The UK offers a mandatory pension plan for its citizens. Like other countries, you can also opt for a private pension plan in addition to the mandatory pension plan. These are meant to be additional sources for retirement income.

The French system of retirement is built around pensions. These are compulsory payments (AKA non-optional), but there are additional private pensions you can take out if you’d like to contribute beyond your requirements.

Important note for US expats –– you need to work in France for ten years to be able to take advantage of their pensions.

Like France, Australia has a social pension program for its citizens called Age Pension. Also, like France, you must meet a 10-year citizen requirement.

personal loan

Borrowed money that you use for personal reasons, you receive one based on your credit history and income.

pink tax

A term used to describe the fact that items marketed toward women are often more expensive than the same items marketed toward men.

pledging shares

Borrowing against their company’s stock to avoid taxes.

portfolio

A portfolio is the collection of investments that you have made.

principal

The original sum of money you borrow on a loan.

profit share

A system in which employees of a company receive a direct share of the profits.

PTO

A work benefit where you take time off but still get paid for the time worked.

RoR

Rate of return is how much your investments have either lost or gained over a specific period of time.

Retirement investing

Strategically investing with the goal of being able to retire and live off of the money you invested.

ROI

Return on investment is a way to make sure your investments are doing what they’re supposed to do β€” earn you money! 

A company who invests for you, but they take a percentage of the money (usually .25-.5% on top of any fund-specific fees). 

A Roth IRA is a tax-advantaged retirement account that is not tied to your employer, meaning just about anyone can open one. That’s exactly what the β€œI” in IRA stands forβ€” Individual Retirement Account. You can open a Roth IRA at any age as long as you have a job and unlike a traditional IRA, there are no required minimum distributions.You also pay the taxes now and receive the tax benefits later.

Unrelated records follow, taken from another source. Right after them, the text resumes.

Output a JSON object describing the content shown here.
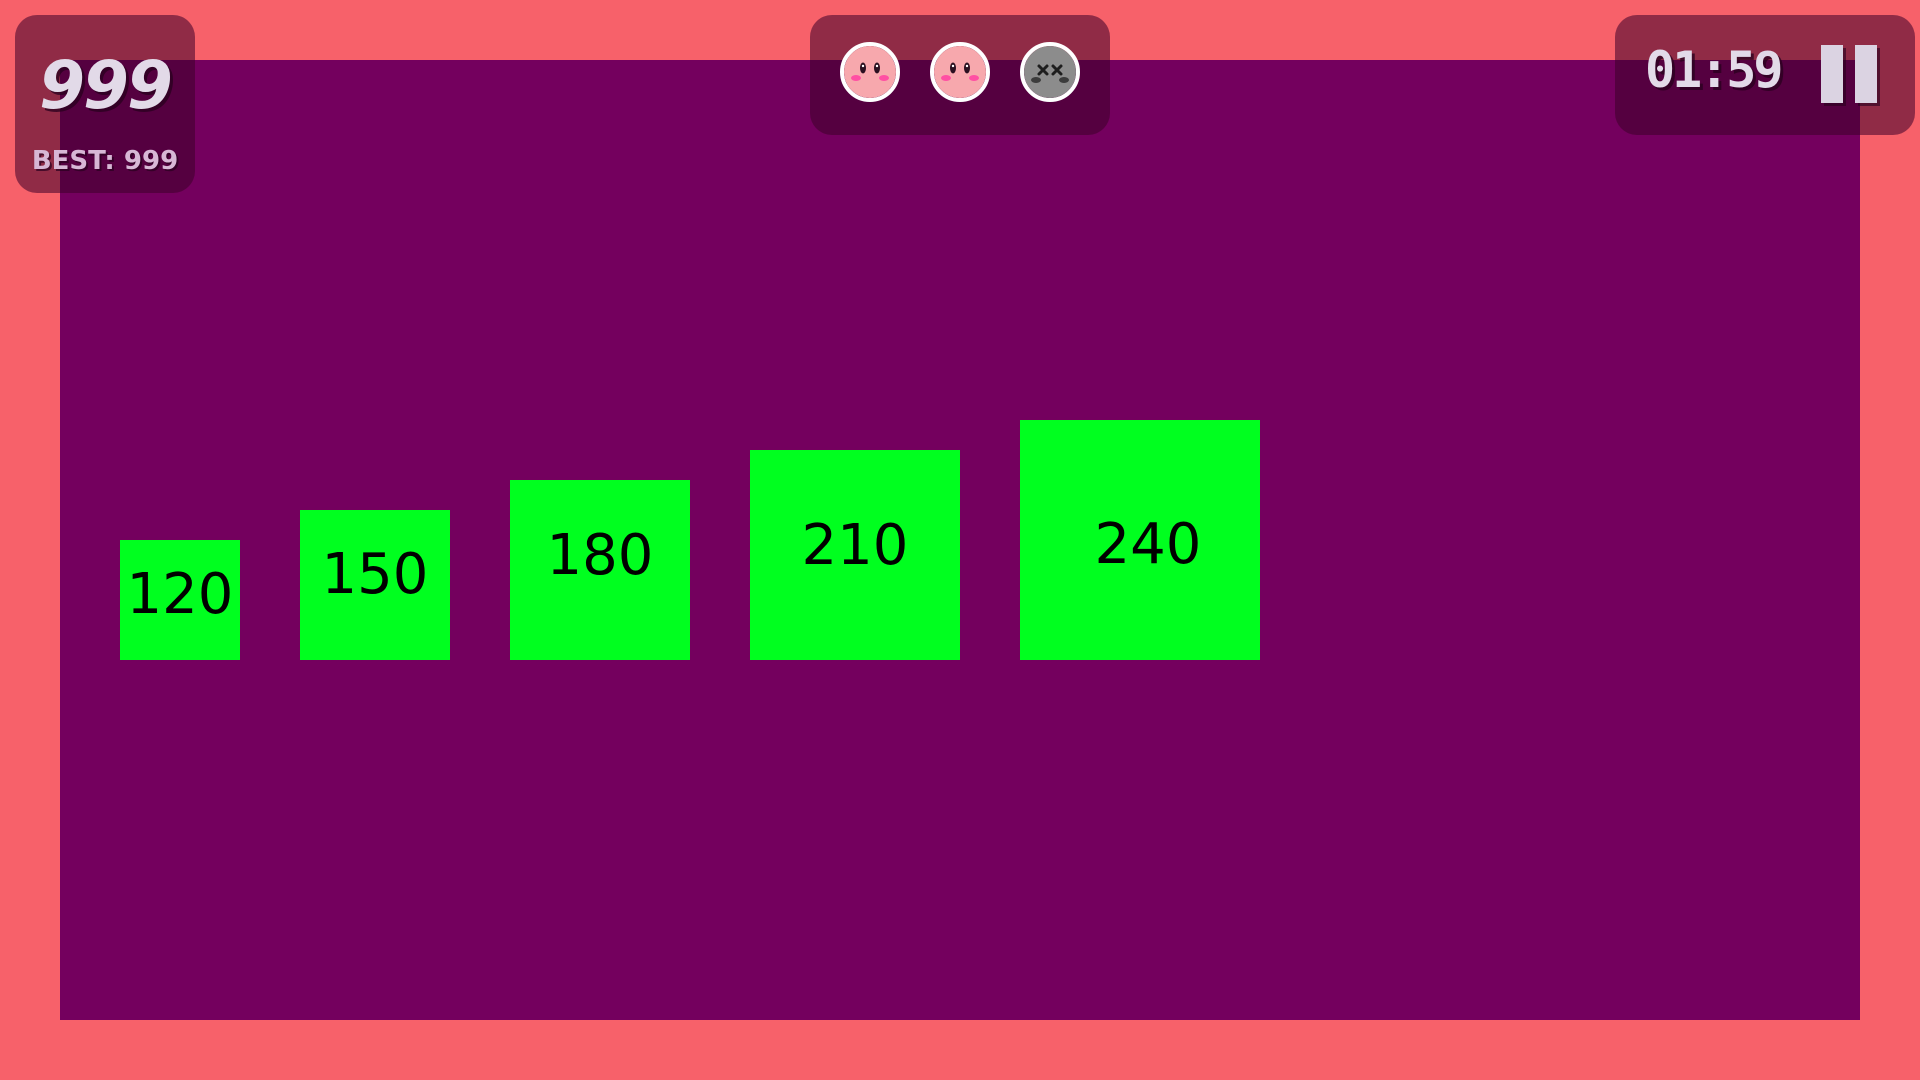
{
  "hud": {
    "score": "999",
    "best_label": "BEST:",
    "best_value": "999",
    "timer": "01:59"
  },
  "lives": [
    {
      "state": "alive",
      "icon": "pink-face-icon"
    },
    {
      "state": "alive",
      "icon": "pink-face-icon"
    },
    {
      "state": "lost",
      "icon": "gray-dead-face-icon"
    }
  ],
  "blocks": [
    {
      "label": "120"
    },
    {
      "label": "150"
    },
    {
      "label": "180"
    },
    {
      "label": "210"
    },
    {
      "label": "240"
    }
  ],
  "colors": {
    "border_background": "#f7616a",
    "playfield": "#74005e",
    "block": "#00ff1f",
    "hud_text": "#e2dae8",
    "life_alive": "#f7a8ad",
    "life_lost": "#8c8c8c"
  }
}
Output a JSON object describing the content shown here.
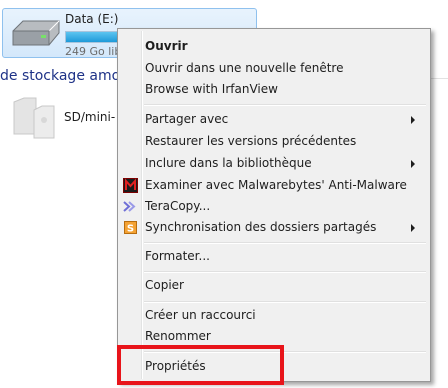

Simplified employee pension is another kind of IRA. Like a traditional IRA, you pay the taxes you owe when you withdraw money (i.e. at retirement age). It’s designed for solopreneurs or companies with a few people. Maximum contribution to a SEP is $56,000/year limit, or up to 25% of your income (whichever comes first).

simple interest

Based on the principal amount of a loan or the first deposit in a savings account.

Similar to the employer-sponsored 401(k) plan, except you’re your own sponsor!

stock options

When a company gives you the chance to invest in that company at a discounted rate or a fixed price. 

stock

Slivers of companies, so owning a stock means you’re a part-owner in a company.

The Canadian version of a Roth IRA is a TFSA (tax-free savings account). Like a Roth IRA, a TFSA is tax-advantaged, and as long as you are over the age of 18 and have an SIN, you can open one! TFSAs have yearly contribution limits –– currently, it is $6000 a year.

Like the Roth IRA, this is an individual retirement account, meaning it's not tied to an employer. You won't pay any taxes on this money until you withdraw it at retirement, so you receive benefits now rather than later.  

unbanked

An individual who does not have a bank account.

underbanked

People who live in areas where financial services are not easily accessible.

The act of spending a majority of your discretionary money on what brings you true value and joy.

An investment account linked to your employer can give you tax advantages. Many 401(k)s allow you to set a certain amount of money that is automatically deducted from each paycheck and put into your investment account. This money is typically pre-tax up to an annual dollar limit (the specific limit depends on the type of 401(k) you have). Some employers offer what’s called a match, where they will match every dollar you invest up to a certain dollar amount or percentage of your salary. This is free money! If your employer has a match, take advantage of it!

The public sector's equivalent to a 401(k).